Foreign acquisitions by real estate investment trusts (REITs) in the city-state jumped to an all-time high of 61 last year, data compiled by Bloomberg showed. The total value of such deals also more than doubled from 2020 to US$12.3bil (RM51.47bil).
Property managers in Singapore – which boasts the most REITs in Asia outside of Japan – have long shown global ambitions, with overseas investments picking up during the pandemic. But a limited reopening coupled with the anticipated Omicron surge is adding impetus to this drive, even as investor concerns over a slowing recovery grow.
“Singapore’s commercial REITs may continue to rely on overseas mergers and acquisitions to achieve income growth in 2022, especially if Omicron brings more uncertainty on further easing of social and travelling curbs to boost retail and office leasing demand in the country,” said Bloomberg Intelligence analyst Patrick Wong.
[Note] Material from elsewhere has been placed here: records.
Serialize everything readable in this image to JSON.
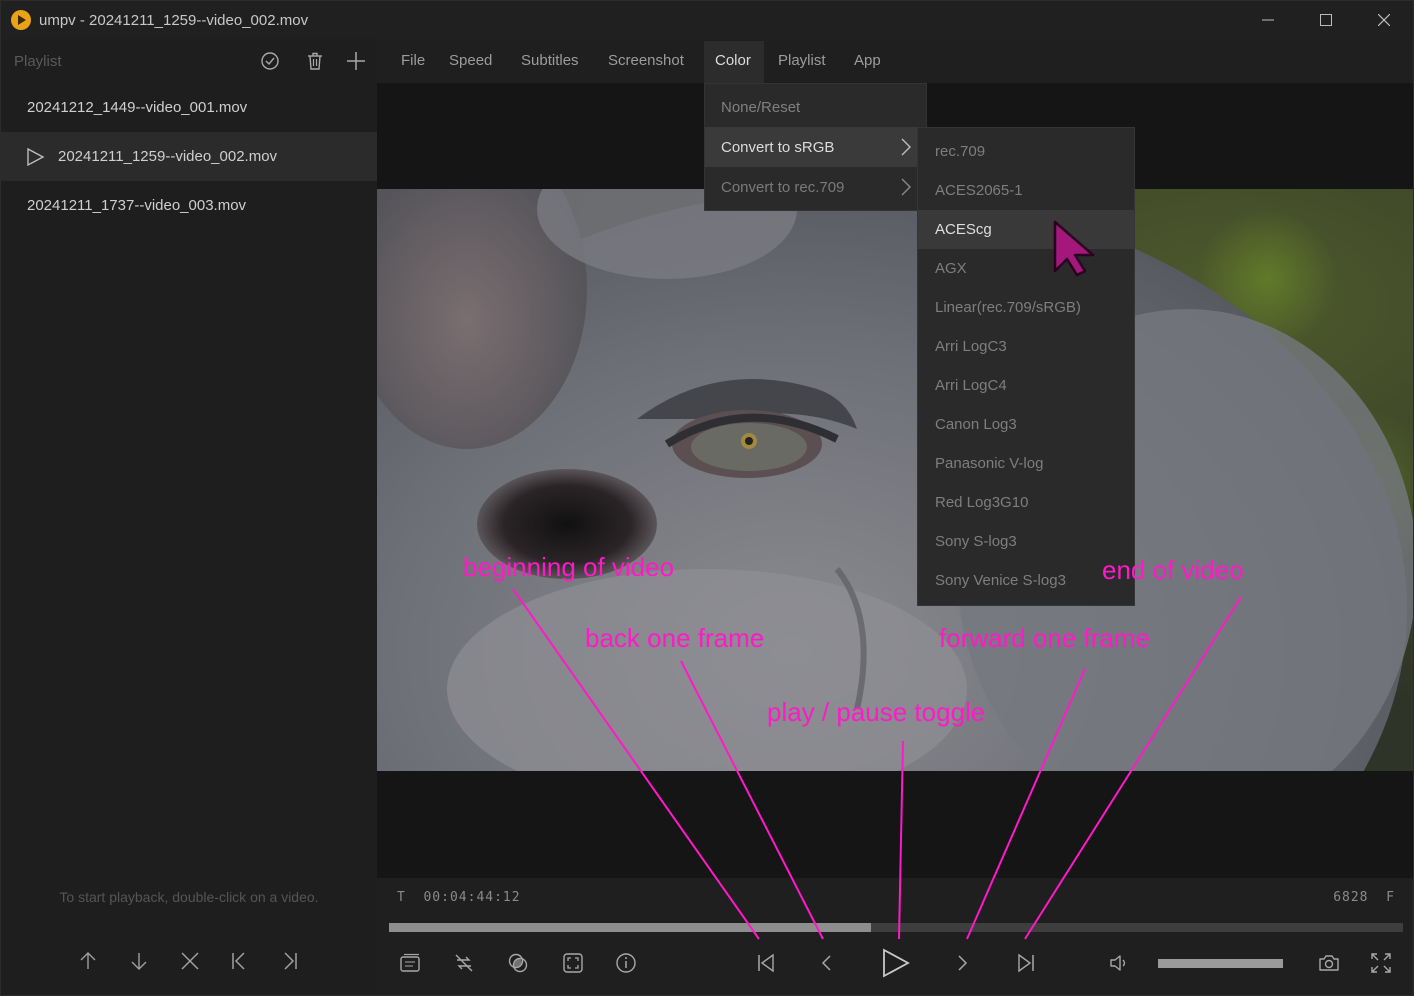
{
  "window": {
    "title": "umpv - 20241211_1259--video_002.mov"
  },
  "sidebar": {
    "title": "Playlist",
    "items": [
      {
        "label": "20241212_1449--video_001.mov",
        "active": false
      },
      {
        "label": "20241211_1259--video_002.mov",
        "active": true
      },
      {
        "label": "20241211_1737--video_003.mov",
        "active": false
      }
    ],
    "hint": "To start playback, double-click on a video."
  },
  "menu": {
    "items": [
      "File",
      "Speed",
      "Subtitles",
      "Screenshot",
      "Color",
      "Playlist",
      "App"
    ],
    "open": "Color"
  },
  "color_menu": {
    "items": [
      {
        "label": "None/Reset",
        "submenu": false
      },
      {
        "label": "Convert to sRGB",
        "submenu": true,
        "highlighted": true
      },
      {
        "label": "Convert to rec.709",
        "submenu": true
      }
    ]
  },
  "srgb_submenu": {
    "items": [
      "rec.709",
      "ACES2065-1",
      "ACEScg",
      "AGX",
      "Linear(rec.709/sRGB)",
      "Arri LogC3",
      "Arri LogC4",
      "Canon Log3",
      "Panasonic V-log",
      "Red Log3G10",
      "Sony S-log3",
      "Sony Venice S-log3"
    ],
    "highlighted": "ACEScg"
  },
  "controls": {
    "timecode_prefix": "T",
    "timecode": "00:04:44:12",
    "frame_count": "6828",
    "frame_suffix": "F",
    "progress": 0.475,
    "volume": 1.0
  },
  "annotations": {
    "beginning": "beginning of video",
    "back": "back one frame",
    "play": "play / pause toggle",
    "forward": "forward one frame",
    "end": "end of video"
  },
  "colors": {
    "annotation": "#ff19c8",
    "accent": "#e8a317"
  }
}
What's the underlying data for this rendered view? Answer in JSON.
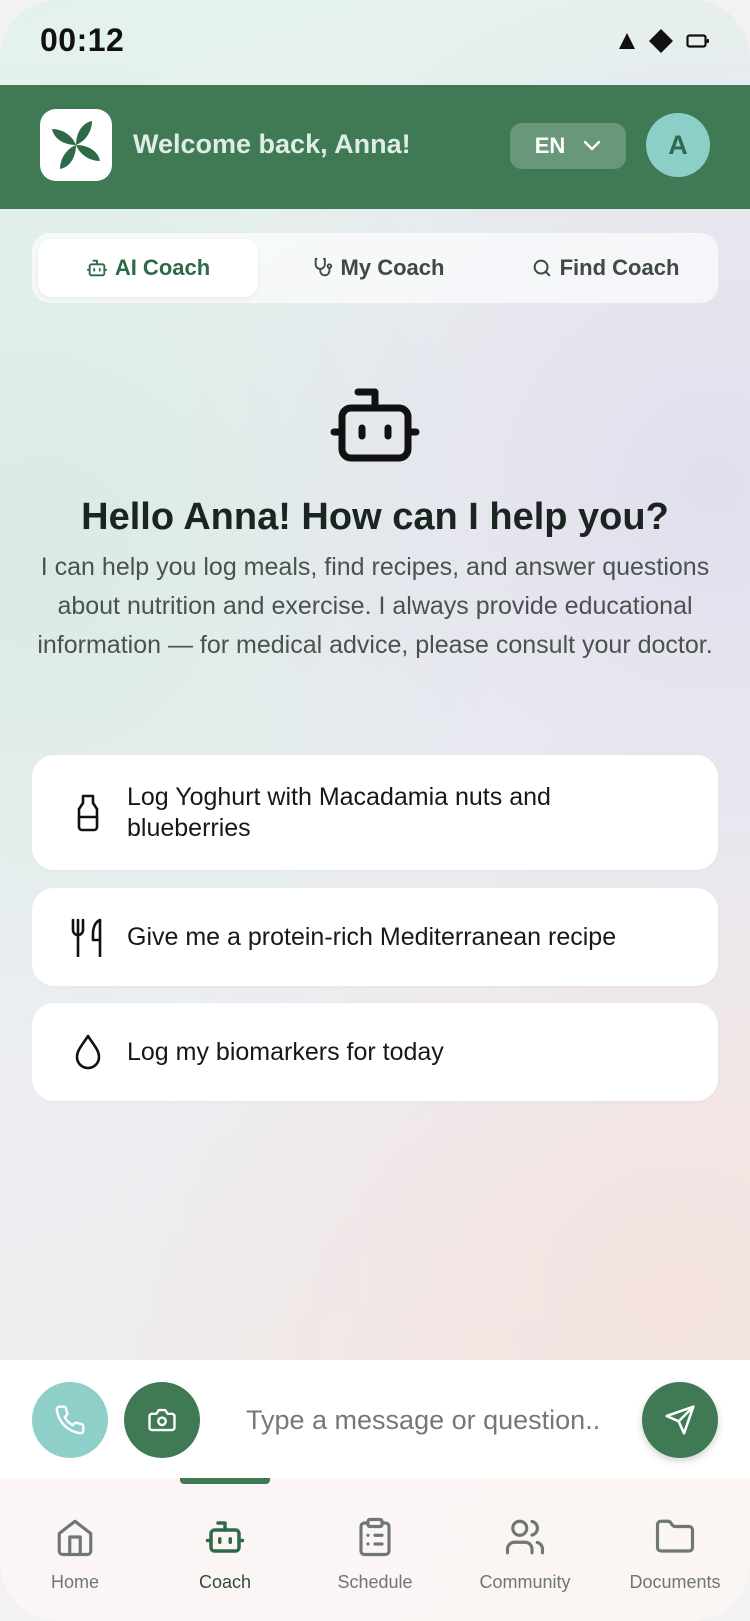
{
  "status_bar": {
    "time": "00:12",
    "icons": [
      "signal-icon",
      "wifi-icon",
      "battery-icon"
    ]
  },
  "header": {
    "logo_icon": "pinwheel-leaf-logo",
    "welcome": "Welcome back, Anna!",
    "language": "EN",
    "avatar_initial": "A"
  },
  "tabs": [
    {
      "label": "AI Coach",
      "icon": "robot-icon",
      "active": true
    },
    {
      "label": "My Coach",
      "icon": "stethoscope-icon",
      "active": false
    },
    {
      "label": "Find Coach",
      "icon": "search-icon",
      "active": false
    }
  ],
  "hero": {
    "icon": "robot-icon",
    "title": "Hello Anna! How can I help you?",
    "description": "I can help you log meals, find recipes, and answer questions about nutrition and exercise. I always provide educational information — for medical advice, please consult your doctor."
  },
  "suggestions": [
    {
      "label": "Log Yoghurt with Macadamia nuts and blueberries",
      "icon": "milk-bottle-icon"
    },
    {
      "label": "Give me a protein-rich Mediterranean recipe",
      "icon": "fork-knife-icon"
    },
    {
      "label": "Log my biomarkers for today",
      "icon": "droplet-icon"
    }
  ],
  "composer": {
    "placeholder": "Type a message or question...",
    "call_icon": "phone-icon",
    "camera_icon": "camera-icon",
    "send_icon": "send-icon"
  },
  "nav": [
    {
      "label": "Home",
      "icon": "home-icon",
      "active": false
    },
    {
      "label": "Coach",
      "icon": "robot-icon",
      "active": true
    },
    {
      "label": "Schedule",
      "icon": "clipboard-icon",
      "active": false
    },
    {
      "label": "Community",
      "icon": "users-icon",
      "active": false
    },
    {
      "label": "Documents",
      "icon": "folder-icon",
      "active": false
    }
  ],
  "colors": {
    "brand_green": "#3f7a55",
    "teal": "#8fcfc9",
    "text_dark": "#1a2420"
  }
}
A US$3.1bil (RM12.97bil) merger of Mapletree Commercial Trust with Mapletree North Asia Commercial Trust proposed last month is the latest in a series of moves that have seen managers long comfortable with a domestic presence favour a more global footprint.
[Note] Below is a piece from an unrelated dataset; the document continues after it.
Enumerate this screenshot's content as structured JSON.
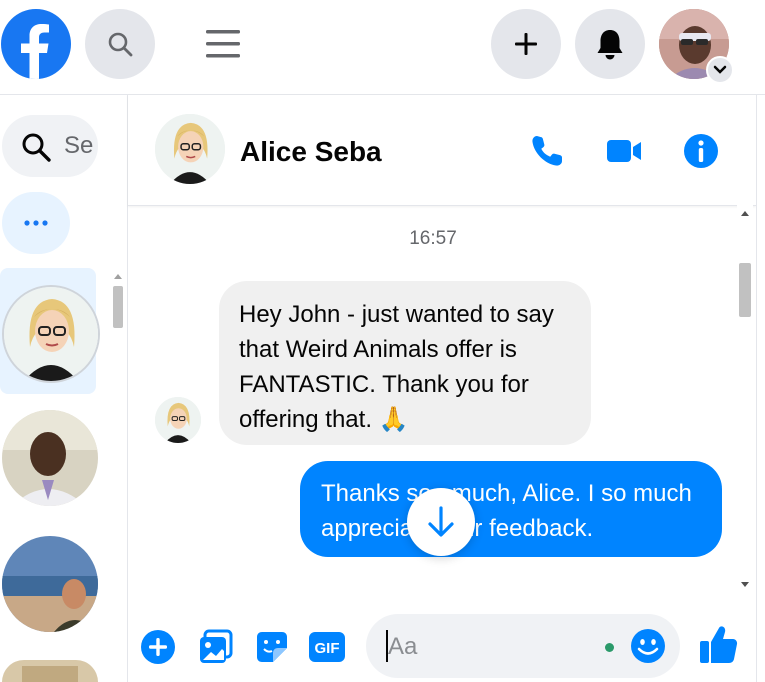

Also in December, another REIT targeting retail outlets in the city-state, CapitaLand Integrated Commercial Trust, made a foray into its second overseas market with office acquisitions in Australia.
Investors like the stability a local focus can offer, Sharon Lim, the chief executive officer of the manager of Mapletree Commercial, told reporters last month, but her trust needs to be better placed to take on new opportunities overseas and achieve “meaningful long-term expansion.”
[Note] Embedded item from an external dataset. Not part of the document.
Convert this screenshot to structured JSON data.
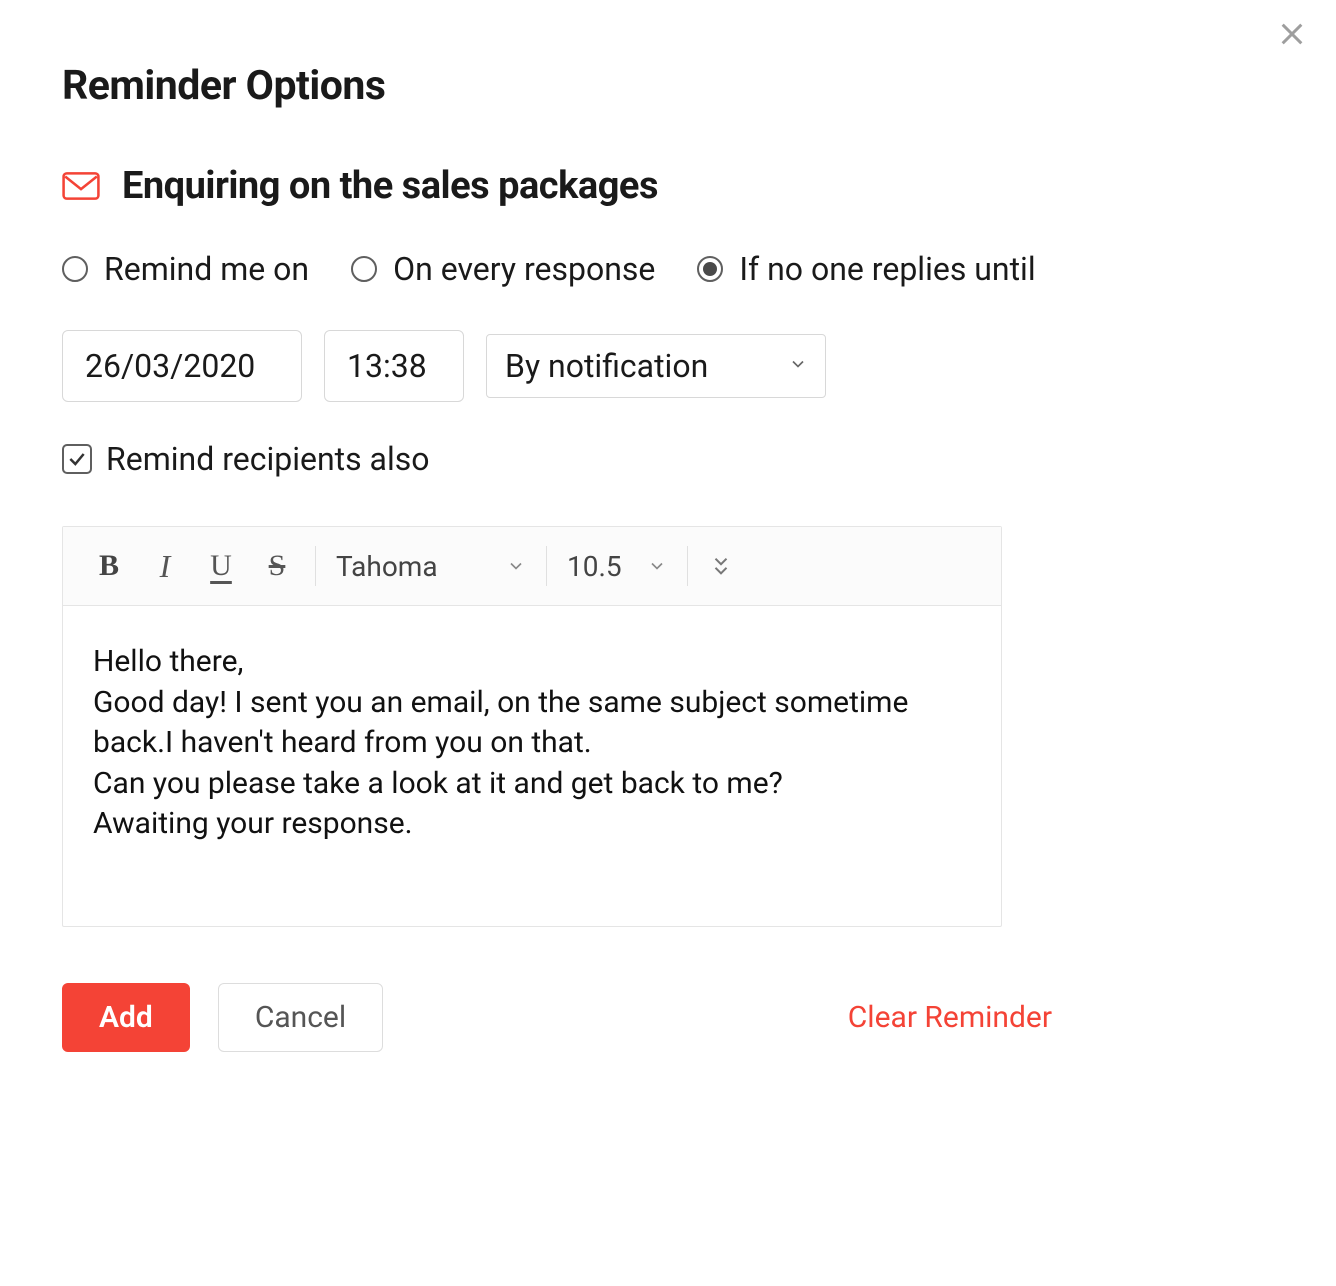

Lim’s REIT, which she described as the “last of the Mohicans” with only Singapore-centric assets, will see its domestic holdings shrink to 51% within the new merged entity.
Overseas diversification may alienate some investors, however, with Mapletree Commercial’s shares having declined more than 8% since the merger was announced.
“Investors whose mandate demands only Singapore exposure may look at other counters,” said Krishna Guha, a senior analyst at Jefferies Financial Group Inc, adding that execution and foreign exchange risks may rise.
Still, while the CEO of Singapore’s tourism board Keith Tan has warned that a full recovery in visitor numbers is unlikely until 2025, a reopening dividend might yet emerge.
Officials in the financial centre have affirmed their determination to live with the virus and keep its borders open, while easing some restrictions, including allowing some workers back into offices.
Singapore’s latest property investment manager Capitaland Investment Ltd – a spinoff of one of the country’s largest developers – said it would remain committed to local investments despite a growing foreign portfolio.
Singapore will continue to be a “core market” and is attracting strong interest from wealthy individuals, including a growing number of family offices, said CEO Lee Chee Koon in an emailed response to questions about its plans. “But given the physical growth constraints, the relative size of our Singapore business within our portfolio will become smaller over time.” — Bloomberg